Evanston, Ill.—When the Evanston Symphony Orchestra plays Berlioz, Tchaikovsky, and Mussorgsky at its May 14 concert, six members will be bowing string instruments played by Jewish musicians before and during the Holocaust, as the ESO participates in the Violins of Hope program. The instruments, four violins, a viola and a cello, will also be on display with details of their histories during this concert’s “Musical Insights” preview May 12. “Musical Insights” is sponsored by The Merion, Evanston’s signature senior living experience.
The May 14 concert, which begins at 2:30 at Northwestern University’s Pick-Staiger Concert Hall in Evanston, will conclude the ESO’s 2022-2023 subscription season. Music Director Lawrence Eckerling will lead the symphony as it performs Pyotr Tchaikovsky’s passionate Violin Concerto with soloist Maya Anjali Buchanan making her long anticipated ESO debut. Also on the program are Modest Mussorgsky’s evocative Pictures at an Exhibition in the famous orchestration by Maurice Ravel and Hector Berlioz’s Roman Carnival Overture.
The Violins of Hope program in the Chicago area is hosted by Jewish Community Centers of Chicago (JCC Chicago) and partner organizations including the ESO from April through September 2023. The collection of 70 string instruments played by Jewish musicians before and during the Holocaust have been painstakingly restored and are now coming to our area for cultural exhibitions, performances, and community education with a message of hope, resistance, resilience, and unity.
“I was enlightened when I first learned about Violins of Hope,” said Maestro Eckerling. “Upon reading information from their website, this statement resonated with me, and so I’m sharing it here: ‘Our violins present the victory of the human spirit over evil and hatred. As many as 6,000,000 Jews were murdered in World War II, but their memory is not forgotten. It comes back to life with every concert and every act of love and celebration of the human spirit. Violins of Hope is not only a memorial to lost culture and people, it is also an educational act that reaches young students and adults wherever our concerts are performed.’”

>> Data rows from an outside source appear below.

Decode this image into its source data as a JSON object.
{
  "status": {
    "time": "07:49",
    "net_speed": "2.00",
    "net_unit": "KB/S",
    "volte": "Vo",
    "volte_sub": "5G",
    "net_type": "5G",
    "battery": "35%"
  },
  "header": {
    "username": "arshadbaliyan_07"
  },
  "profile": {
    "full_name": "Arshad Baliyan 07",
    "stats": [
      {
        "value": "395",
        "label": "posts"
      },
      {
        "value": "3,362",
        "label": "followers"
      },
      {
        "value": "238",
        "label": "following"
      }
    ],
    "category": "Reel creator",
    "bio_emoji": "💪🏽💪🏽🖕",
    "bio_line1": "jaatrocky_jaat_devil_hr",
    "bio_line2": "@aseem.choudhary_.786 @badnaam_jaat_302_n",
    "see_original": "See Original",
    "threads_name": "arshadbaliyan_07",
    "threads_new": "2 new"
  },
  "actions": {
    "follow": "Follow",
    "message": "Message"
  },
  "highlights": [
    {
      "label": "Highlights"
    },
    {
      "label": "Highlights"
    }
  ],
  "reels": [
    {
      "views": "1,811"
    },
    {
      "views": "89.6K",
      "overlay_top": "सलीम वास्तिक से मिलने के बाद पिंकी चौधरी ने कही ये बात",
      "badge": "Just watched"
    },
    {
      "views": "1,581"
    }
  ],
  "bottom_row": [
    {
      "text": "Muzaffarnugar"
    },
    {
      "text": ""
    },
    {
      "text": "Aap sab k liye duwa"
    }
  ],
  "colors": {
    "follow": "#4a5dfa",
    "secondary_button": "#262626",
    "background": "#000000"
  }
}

ESO Board Pres. Margaret Gergen said, “The pieces presented in this concert are all inspiring and evocative, each in their own way. The message surrounding the violins of hope will add another layer of depth and significance to make this music soar.”
During the special “Musical Insights” program May 12, Maestro Eckerling and Anjali Buchanan will preview the program, with her playing selections from the Tchaikovsky concerto, as well as some other surprises. The six Violins of Hope instruments that will be played by orchestra members May 14 can be examined by attendees and the details of each instrument’s provenance will be explained with the help of a docent from Violins of Hope. “Musical Insights” begins at 1:30 in the Crystal Ballroom at the Merion, 1611 Chicago Ave, Evanston. The program is free and open to the public, but please RSVP at 847-570-7815.
For the comfort and safety of the audience, the orchestra, and staff, the ESO recommends that masks be properly worn at both The Merion and Pick-Staiger. Proof of vaccination is not currently required,
Information on tickets for the May 14 concert and further details about “Musical Insights” are available at the Symphony’s website ESO (evanstonsymphony.org) or by calling 847-864-8804. Donations to the ESO can also be made through the website and by phone.
Founded in 1945, the Evanston Symphony is the 2017 Illinois Council of Orchestras’ “Orchestra of the Year” and in 2019, was honored by the Council for “Community Relations of the Year” for its significant outreach to the Evanston community. The ESO mission is to provide community members of all ages with convenient, affordable opportunities to perform and hear fine classical music from locally, nationally and internationally renowned artists.